> [PROBLEM TO SOLVE] Lines before the one containing "What's the underlying" are left out; return that line and every line after it exactly, through the end of the data below.
[[ THE RECORDS open ]]
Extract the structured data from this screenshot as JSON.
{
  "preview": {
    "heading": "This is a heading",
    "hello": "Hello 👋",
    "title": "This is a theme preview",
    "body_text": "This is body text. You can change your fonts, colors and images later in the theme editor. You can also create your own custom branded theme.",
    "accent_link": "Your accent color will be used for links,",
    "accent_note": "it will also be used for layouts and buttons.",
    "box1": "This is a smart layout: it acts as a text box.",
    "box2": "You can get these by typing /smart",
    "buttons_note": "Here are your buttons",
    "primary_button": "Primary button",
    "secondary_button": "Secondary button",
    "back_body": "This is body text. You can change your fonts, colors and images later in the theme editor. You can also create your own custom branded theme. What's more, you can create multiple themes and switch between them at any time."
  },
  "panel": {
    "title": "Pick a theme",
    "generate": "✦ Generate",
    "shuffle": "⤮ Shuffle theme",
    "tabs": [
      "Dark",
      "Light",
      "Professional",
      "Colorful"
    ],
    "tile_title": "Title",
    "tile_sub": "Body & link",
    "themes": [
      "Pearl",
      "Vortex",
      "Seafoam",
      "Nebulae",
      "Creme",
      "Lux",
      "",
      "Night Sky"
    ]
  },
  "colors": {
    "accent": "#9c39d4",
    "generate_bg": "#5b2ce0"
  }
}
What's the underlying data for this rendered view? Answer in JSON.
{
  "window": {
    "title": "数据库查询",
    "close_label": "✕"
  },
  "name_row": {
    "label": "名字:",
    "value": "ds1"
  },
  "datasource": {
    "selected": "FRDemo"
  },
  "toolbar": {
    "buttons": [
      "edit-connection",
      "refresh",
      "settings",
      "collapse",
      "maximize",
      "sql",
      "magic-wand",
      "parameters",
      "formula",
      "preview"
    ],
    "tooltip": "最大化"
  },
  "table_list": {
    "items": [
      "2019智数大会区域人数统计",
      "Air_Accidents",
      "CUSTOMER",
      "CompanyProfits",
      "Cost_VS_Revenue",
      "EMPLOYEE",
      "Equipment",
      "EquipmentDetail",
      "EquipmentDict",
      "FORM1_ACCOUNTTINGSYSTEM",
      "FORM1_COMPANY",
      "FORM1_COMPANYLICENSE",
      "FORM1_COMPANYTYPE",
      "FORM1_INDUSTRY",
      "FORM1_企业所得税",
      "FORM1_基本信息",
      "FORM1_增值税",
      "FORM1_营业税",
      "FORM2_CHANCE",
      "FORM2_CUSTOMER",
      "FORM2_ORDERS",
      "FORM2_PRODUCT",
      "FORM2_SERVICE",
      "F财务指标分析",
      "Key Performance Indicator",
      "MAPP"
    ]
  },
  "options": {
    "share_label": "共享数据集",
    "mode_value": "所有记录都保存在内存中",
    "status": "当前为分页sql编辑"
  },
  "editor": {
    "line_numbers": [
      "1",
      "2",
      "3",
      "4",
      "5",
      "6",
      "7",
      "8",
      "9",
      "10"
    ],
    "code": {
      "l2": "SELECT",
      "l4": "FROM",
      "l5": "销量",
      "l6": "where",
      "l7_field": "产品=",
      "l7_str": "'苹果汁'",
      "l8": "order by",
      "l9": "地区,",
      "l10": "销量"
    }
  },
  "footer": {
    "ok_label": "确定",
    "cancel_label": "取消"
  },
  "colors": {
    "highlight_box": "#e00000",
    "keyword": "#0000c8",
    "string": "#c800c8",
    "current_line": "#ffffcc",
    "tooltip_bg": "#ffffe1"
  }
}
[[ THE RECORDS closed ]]
> [PROBLEM SOLUTION]
What's the underlying data for this rendered view? Answer in JSON.
{
  "window": {
    "title": "数据库查询",
    "close_label": "✕"
  },
  "name_row": {
    "label": "名字:",
    "value": "ds1"
  },
  "datasource": {
    "selected": "FRDemo"
  },
  "toolbar": {
    "buttons": [
      "edit-connection",
      "refresh",
      "settings",
      "collapse",
      "maximize",
      "sql",
      "magic-wand",
      "parameters",
      "formula",
      "preview"
    ],
    "tooltip": "最大化"
  },
  "table_list": {
    "items": [
      "2019智数大会区域人数统计",
      "Air_Accidents",
      "CUSTOMER",
      "CompanyProfits",
      "Cost_VS_Revenue",
      "EMPLOYEE",
      "Equipment",
      "EquipmentDetail",
      "EquipmentDict",
      "FORM1_ACCOUNTTINGSYSTEM",
      "FORM1_COMPANY",
      "FORM1_COMPANYLICENSE",
      "FORM1_COMPANYTYPE",
      "FORM1_INDUSTRY",
      "FORM1_企业所得税",
      "FORM1_基本信息",
      "FORM1_增值税",
      "FORM1_营业税",
      "FORM2_CHANCE",
      "FORM2_CUSTOMER",
      "FORM2_ORDERS",
      "FORM2_PRODUCT",
      "FORM2_SERVICE",
      "F财务指标分析",
      "Key Performance Indicator",
      "MAPP"
    ]
  },
  "options": {
    "share_label": "共享数据集",
    "mode_value": "所有记录都保存在内存中",
    "status": "当前为分页sql编辑"
  },
  "editor": {
    "line_numbers": [
      "1",
      "2",
      "3",
      "4",
      "5",
      "6",
      "7",
      "8",
      "9",
      "10"
    ],
    "code": {
      "l2": "SELECT",
      "l4": "FROM",
      "l5": "销量",
      "l6": "where",
      "l7_field": "产品=",
      "l7_str": "'苹果汁'",
      "l8": "order by",
      "l9": "地区,",
      "l10": "销量"
    }
  },
  "footer": {
    "ok_label": "确定",
    "cancel_label": "取消"
  },
  "colors": {
    "highlight_box": "#e00000",
    "keyword": "#0000c8",
    "string": "#c800c8",
    "current_line": "#ffffcc",
    "tooltip_bg": "#ffffe1"
  }
}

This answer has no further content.